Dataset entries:
.....
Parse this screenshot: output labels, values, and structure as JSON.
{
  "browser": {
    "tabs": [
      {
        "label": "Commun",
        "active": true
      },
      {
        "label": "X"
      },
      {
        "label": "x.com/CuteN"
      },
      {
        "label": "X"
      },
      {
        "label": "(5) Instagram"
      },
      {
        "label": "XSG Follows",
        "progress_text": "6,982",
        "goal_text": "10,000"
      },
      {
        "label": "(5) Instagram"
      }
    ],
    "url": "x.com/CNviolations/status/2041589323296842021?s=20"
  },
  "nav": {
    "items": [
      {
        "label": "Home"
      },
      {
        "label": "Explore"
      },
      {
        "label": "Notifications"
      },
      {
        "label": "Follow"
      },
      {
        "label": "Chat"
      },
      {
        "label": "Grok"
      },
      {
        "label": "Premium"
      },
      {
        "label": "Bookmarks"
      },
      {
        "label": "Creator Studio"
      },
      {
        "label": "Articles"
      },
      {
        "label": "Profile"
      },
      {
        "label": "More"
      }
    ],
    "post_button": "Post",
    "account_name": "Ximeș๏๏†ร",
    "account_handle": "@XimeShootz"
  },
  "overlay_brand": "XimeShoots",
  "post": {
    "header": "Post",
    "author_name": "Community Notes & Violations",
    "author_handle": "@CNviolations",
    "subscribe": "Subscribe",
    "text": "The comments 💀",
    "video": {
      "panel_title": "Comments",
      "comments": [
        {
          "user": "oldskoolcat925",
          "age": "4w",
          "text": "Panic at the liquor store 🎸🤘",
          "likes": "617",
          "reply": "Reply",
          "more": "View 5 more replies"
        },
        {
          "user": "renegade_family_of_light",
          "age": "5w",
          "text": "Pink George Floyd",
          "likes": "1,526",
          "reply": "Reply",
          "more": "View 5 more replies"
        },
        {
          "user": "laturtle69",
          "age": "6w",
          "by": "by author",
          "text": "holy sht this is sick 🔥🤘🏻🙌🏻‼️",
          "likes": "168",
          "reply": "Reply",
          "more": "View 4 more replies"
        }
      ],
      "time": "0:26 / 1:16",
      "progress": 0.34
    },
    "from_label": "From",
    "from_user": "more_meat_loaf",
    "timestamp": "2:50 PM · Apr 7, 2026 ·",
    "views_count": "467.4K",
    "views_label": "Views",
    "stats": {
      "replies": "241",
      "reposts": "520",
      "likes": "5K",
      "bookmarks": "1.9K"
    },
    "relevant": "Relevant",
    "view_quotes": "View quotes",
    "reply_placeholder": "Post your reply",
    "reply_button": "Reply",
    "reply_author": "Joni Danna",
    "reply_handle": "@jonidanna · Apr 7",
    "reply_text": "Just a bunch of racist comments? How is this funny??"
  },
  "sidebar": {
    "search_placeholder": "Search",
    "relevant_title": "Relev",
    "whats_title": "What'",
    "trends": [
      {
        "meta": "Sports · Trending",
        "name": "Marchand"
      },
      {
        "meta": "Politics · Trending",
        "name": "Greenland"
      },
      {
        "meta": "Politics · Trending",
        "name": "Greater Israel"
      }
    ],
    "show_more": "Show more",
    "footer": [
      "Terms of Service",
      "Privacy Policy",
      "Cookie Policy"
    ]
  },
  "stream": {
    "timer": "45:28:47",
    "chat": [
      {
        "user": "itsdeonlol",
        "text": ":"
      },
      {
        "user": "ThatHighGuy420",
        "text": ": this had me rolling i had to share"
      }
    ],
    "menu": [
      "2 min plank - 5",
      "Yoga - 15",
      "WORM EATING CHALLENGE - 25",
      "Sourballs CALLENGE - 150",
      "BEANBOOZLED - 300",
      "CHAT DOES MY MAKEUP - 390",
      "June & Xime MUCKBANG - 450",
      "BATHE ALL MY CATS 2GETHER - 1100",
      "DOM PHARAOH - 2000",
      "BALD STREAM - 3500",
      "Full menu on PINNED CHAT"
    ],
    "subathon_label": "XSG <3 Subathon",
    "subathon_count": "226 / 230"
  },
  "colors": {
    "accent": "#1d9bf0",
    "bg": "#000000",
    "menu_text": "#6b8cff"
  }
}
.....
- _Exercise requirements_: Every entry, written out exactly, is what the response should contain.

- _Exercise result_:
Parse this screenshot: output labels, values, and structure as JSON.
{
  "browser": {
    "tabs": [
      {
        "label": "Commun",
        "active": true
      },
      {
        "label": "X"
      },
      {
        "label": "x.com/CuteN"
      },
      {
        "label": "X"
      },
      {
        "label": "(5) Instagram"
      },
      {
        "label": "XSG Follows",
        "progress_text": "6,982",
        "goal_text": "10,000"
      },
      {
        "label": "(5) Instagram"
      }
    ],
    "url": "x.com/CNviolations/status/2041589323296842021?s=20"
  },
  "nav": {
    "items": [
      {
        "label": "Home"
      },
      {
        "label": "Explore"
      },
      {
        "label": "Notifications"
      },
      {
        "label": "Follow"
      },
      {
        "label": "Chat"
      },
      {
        "label": "Grok"
      },
      {
        "label": "Premium"
      },
      {
        "label": "Bookmarks"
      },
      {
        "label": "Creator Studio"
      },
      {
        "label": "Articles"
      },
      {
        "label": "Profile"
      },
      {
        "label": "More"
      }
    ],
    "post_button": "Post",
    "account_name": "Ximeș๏๏†ร",
    "account_handle": "@XimeShootz"
  },
  "overlay_brand": "XimeShoots",
  "post": {
    "header": "Post",
    "author_name": "Community Notes & Violations",
    "author_handle": "@CNviolations",
    "subscribe": "Subscribe",
    "text": "The comments 💀",
    "video": {
      "panel_title": "Comments",
      "comments": [
        {
          "user": "oldskoolcat925",
          "age": "4w",
          "text": "Panic at the liquor store 🎸🤘",
          "likes": "617",
          "reply": "Reply",
          "more": "View 5 more replies"
        },
        {
          "user": "renegade_family_of_light",
          "age": "5w",
          "text": "Pink George Floyd",
          "likes": "1,526",
          "reply": "Reply",
          "more": "View 5 more replies"
        },
        {
          "user": "laturtle69",
          "age": "6w",
          "by": "by author",
          "text": "holy sht this is sick 🔥🤘🏻🙌🏻‼️",
          "likes": "168",
          "reply": "Reply",
          "more": "View 4 more replies"
        }
      ],
      "time": "0:26 / 1:16",
      "progress": 0.34
    },
    "from_label": "From",
    "from_user": "more_meat_loaf",
    "timestamp": "2:50 PM · Apr 7, 2026 ·",
    "views_count": "467.4K",
    "views_label": "Views",
    "stats": {
      "replies": "241",
      "reposts": "520",
      "likes": "5K",
      "bookmarks": "1.9K"
    },
    "relevant": "Relevant",
    "view_quotes": "View quotes",
    "reply_placeholder": "Post your reply",
    "reply_button": "Reply",
    "reply_author": "Joni Danna",
    "reply_handle": "@jonidanna · Apr 7",
    "reply_text": "Just a bunch of racist comments? How is this funny??"
  },
  "sidebar": {
    "search_placeholder": "Search",
    "relevant_title": "Relev",
    "whats_title": "What'",
    "trends": [
      {
        "meta": "Sports · Trending",
        "name": "Marchand"
      },
      {
        "meta": "Politics · Trending",
        "name": "Greenland"
      },
      {
        "meta": "Politics · Trending",
        "name": "Greater Israel"
      }
    ],
    "show_more": "Show more",
    "footer": [
      "Terms of Service",
      "Privacy Policy",
      "Cookie Policy"
    ]
  },
  "stream": {
    "timer": "45:28:47",
    "chat": [
      {
        "user": "itsdeonlol",
        "text": ":"
      },
      {
        "user": "ThatHighGuy420",
        "text": ": this had me rolling i had to share"
      }
    ],
    "menu": [
      "2 min plank - 5",
      "Yoga - 15",
      "WORM EATING CHALLENGE - 25",
      "Sourballs CALLENGE - 150",
      "BEANBOOZLED - 300",
      "CHAT DOES MY MAKEUP - 390",
      "June & Xime MUCKBANG - 450",
      "BATHE ALL MY CATS 2GETHER - 1100",
      "DOM PHARAOH - 2000",
      "BALD STREAM - 3500",
      "Full menu on PINNED CHAT"
    ],
    "subathon_label": "XSG <3 Subathon",
    "subathon_count": "226 / 230"
  },
  "colors": {
    "accent": "#1d9bf0",
    "bg": "#000000",
    "menu_text": "#6b8cff"
  }
}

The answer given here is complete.